Winter time in the northern hemisphere always means less construction and paving activity, however, keeping an ongoing stockpile inventory is still crucial. Stockpile Reports’ clients often ask whether it is too cold and snowy to measure their inventory with the company’s iPhone app or a drone. Read on for all the answers to your winter-related stockpile measurement and management questions.
Can I Measure in the Snow?
Complete Snow Cover – Just because we can measure a pile on the ground using an iPhone or drone, when it is covered in snow, keep in mind that we cannot see the pile surface through the snow. Regardless of what service or software you use, measuring stockpiles with cameras will always assume the topmost material as the top of the pile surface. If there is only an inch or two of snow, the impact to the pile volume will be minimal. Several inches or more will add significant volume to the pile measurement and recommend waiting for the snow to melt prior to measuring.
How much snow is too much? A rule of thumb: if it’s a dusting, then you are okay.
Snow Drifts – Snow drifts against the side of a stockpile have the same impact as complete snow cover. If the snowdrift is small in relation to the total volume of the pile, the impact may be minimal. However, you will still be adding extra material to the total. Remove as much of the snow drift as possible with a loader prior to measurement for the most precise result. Small snow drifts tend to have little impact in stockpile measurements.
Below are other factors to consider before measuring your pile when snow and ice are present:
Safety – Measuring stockpiles with our iPhone app will have the added safety concern if ice has formed on the ground. In this occasion, we recommend having a second person walk ahead of you and spot potential fall hazards. Also, ice can form within the stockpile causing the surface of the pile to be hard packed and difficult to walk on.
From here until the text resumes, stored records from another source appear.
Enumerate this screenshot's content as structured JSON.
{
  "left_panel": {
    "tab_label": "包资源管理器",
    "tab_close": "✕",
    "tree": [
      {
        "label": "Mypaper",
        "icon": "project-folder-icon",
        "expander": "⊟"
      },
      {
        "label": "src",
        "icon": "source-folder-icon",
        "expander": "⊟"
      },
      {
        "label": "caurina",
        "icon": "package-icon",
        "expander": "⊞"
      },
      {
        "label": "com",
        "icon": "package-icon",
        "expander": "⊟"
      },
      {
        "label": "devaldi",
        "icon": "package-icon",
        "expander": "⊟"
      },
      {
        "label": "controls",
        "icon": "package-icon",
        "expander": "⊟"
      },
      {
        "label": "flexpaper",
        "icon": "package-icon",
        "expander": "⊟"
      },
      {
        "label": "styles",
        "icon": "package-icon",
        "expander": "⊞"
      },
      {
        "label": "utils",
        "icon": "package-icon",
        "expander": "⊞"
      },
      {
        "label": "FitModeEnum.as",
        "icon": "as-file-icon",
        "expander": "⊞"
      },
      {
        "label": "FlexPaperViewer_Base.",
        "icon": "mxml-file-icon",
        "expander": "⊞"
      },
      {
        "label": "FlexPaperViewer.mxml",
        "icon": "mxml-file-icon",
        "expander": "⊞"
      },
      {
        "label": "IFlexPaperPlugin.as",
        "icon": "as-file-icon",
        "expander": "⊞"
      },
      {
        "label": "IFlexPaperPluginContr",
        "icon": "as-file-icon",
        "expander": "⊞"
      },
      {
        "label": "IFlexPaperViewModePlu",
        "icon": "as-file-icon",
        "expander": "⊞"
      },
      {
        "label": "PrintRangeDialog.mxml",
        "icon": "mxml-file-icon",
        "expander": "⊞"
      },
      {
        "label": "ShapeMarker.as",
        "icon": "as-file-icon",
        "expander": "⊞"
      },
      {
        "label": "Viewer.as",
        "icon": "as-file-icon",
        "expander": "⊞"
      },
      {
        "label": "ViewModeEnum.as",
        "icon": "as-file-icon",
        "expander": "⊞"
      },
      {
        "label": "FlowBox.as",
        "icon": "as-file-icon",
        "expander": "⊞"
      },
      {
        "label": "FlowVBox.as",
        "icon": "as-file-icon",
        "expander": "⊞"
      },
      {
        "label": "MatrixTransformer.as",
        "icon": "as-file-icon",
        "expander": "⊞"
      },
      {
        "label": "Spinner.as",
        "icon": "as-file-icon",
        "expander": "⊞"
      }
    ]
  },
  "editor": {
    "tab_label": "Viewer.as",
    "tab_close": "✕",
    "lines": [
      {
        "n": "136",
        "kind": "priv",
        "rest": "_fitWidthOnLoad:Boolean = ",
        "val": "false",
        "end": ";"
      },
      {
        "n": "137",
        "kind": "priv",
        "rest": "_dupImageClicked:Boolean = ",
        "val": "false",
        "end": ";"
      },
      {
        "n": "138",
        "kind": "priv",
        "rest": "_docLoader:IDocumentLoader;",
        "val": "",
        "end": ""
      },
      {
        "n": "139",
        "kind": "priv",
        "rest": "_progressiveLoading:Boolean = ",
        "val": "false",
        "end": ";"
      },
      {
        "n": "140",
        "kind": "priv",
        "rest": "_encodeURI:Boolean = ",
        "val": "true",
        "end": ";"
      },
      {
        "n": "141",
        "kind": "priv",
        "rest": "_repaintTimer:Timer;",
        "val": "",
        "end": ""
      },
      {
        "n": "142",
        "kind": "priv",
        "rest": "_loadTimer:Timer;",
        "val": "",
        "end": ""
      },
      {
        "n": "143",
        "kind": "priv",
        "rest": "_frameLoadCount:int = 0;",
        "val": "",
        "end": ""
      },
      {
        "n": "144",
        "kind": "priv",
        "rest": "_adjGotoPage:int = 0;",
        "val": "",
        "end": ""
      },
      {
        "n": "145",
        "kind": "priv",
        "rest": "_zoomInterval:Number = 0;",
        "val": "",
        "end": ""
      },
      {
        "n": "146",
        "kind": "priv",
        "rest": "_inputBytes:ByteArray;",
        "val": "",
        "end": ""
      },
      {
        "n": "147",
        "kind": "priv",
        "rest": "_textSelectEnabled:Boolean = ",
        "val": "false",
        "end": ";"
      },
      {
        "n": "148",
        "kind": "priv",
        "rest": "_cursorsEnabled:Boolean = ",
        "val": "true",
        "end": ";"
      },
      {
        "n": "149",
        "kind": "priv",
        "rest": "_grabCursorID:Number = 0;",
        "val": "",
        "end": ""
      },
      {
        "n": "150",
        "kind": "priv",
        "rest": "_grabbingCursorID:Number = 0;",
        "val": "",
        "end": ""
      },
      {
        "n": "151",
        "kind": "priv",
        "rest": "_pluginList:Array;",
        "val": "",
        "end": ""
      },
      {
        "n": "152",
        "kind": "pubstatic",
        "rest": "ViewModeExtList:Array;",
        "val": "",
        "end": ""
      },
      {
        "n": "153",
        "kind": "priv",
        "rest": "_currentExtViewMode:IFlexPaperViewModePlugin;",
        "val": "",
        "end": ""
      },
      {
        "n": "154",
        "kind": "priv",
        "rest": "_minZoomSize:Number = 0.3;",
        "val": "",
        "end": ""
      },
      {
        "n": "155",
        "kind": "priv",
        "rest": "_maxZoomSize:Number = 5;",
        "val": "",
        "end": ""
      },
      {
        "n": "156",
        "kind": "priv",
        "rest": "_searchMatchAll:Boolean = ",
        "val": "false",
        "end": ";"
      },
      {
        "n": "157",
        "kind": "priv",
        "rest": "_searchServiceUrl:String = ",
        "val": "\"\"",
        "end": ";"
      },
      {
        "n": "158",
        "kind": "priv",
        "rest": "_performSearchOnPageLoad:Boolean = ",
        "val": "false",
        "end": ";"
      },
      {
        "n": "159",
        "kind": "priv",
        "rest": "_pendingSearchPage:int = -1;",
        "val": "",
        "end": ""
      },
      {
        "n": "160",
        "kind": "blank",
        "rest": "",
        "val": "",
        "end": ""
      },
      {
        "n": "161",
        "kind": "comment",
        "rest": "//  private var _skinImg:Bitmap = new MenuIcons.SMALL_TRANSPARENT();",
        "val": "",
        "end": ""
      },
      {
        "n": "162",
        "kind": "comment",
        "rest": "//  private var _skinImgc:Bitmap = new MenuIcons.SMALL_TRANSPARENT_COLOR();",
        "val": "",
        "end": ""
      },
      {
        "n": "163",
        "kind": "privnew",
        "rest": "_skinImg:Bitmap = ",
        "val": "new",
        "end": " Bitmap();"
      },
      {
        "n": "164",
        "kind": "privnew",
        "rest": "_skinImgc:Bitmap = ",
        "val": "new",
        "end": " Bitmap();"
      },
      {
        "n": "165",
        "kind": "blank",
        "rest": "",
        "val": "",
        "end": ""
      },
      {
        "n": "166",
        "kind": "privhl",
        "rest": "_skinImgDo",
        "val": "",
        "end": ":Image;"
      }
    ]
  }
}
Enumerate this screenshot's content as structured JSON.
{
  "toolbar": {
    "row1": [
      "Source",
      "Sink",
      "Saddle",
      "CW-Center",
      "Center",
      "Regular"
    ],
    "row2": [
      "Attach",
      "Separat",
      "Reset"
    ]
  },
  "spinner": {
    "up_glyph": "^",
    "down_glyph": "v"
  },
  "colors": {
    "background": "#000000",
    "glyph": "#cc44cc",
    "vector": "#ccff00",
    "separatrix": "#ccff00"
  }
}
Be careful when walking around your quarry in the winter. Puddles turn to ice.
Allot More Time – Everything takes more time when the temperature is close to freezing. You may be used to flying your site with just one battery, however, cold temperatures can severly shorten battery life. Also, if you are planning on measuring several sites in one day, travel time can take longer due to poor road conditions. Shorter winter daylight and longer drive times might mean that measuring inventory takes extra days. We suggest using our pilots to fly for you, helping you get your inventory done more quickly, without having to fight against poor weather and road conditions.
Driving in snow and ice can extend the time it takes to drive between sites.
Winter Tech Tips
Electronics and freezing temperatures don’t mix well. Over the past seven years, we have learned the best tips for handling drones, iPhones and tablets in the cold temperatures.
Keep Your Batteries Warm – Nothing is worse than setting up your drone for your measurement to find out that the battery is too cold and the drone won’t take off. The key here is to keep your battery warm as long as possible before the flight. Place your batteries on the floorboard of your vehicle with the heat on high. If you don’t have a vehicle with you, keep your battery tucked under your jacket until you are ready to fly.
Keep Electrons Flowing – Anyone who has tried using an iPhone in freezing temperatures has seen their phone spontaneously turn off even when there is plenty of battery life left on the device. There is an easy solution to prevent this no matter how cold it gets outside: connect your iPhone to an external battery charger. We don’t know the exact science behind why this works, however, we’ve used iPhones for hours in the low teens without the phone turning off once.
We trained 50+ users in sub-20s weather and not a single phone turned off due to cold weather while using an external charger.
Know Your Weather – Be extra mindful of the weather during winter when flying a drone. Moist cold temperatures can cause freezing fog to move into your area. The icing on your propellers from freezing fog will quickly decrease your lift and increase drag causing the aircraft to quickly descend to the ground.
Stockpile Reports, www.stockpilereports.com